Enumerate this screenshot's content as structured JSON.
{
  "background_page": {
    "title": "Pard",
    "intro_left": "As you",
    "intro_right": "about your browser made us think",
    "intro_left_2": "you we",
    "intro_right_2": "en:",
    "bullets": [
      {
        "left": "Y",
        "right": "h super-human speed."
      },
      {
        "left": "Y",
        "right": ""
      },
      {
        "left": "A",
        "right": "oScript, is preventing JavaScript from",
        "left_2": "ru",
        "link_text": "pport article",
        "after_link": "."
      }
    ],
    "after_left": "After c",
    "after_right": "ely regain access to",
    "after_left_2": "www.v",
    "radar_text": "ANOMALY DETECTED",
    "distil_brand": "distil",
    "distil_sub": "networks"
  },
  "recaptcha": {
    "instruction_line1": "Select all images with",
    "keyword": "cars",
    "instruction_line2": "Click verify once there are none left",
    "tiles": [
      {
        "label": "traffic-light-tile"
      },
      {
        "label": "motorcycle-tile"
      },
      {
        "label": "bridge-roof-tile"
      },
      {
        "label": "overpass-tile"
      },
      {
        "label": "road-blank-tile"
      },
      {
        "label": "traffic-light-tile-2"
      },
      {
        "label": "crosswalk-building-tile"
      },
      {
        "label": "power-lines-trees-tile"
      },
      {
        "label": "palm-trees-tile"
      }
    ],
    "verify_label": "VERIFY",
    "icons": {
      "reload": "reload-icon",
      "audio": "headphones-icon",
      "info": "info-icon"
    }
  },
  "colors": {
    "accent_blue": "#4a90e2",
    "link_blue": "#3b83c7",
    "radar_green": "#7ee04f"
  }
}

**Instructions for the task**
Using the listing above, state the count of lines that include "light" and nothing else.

**Task solution**
2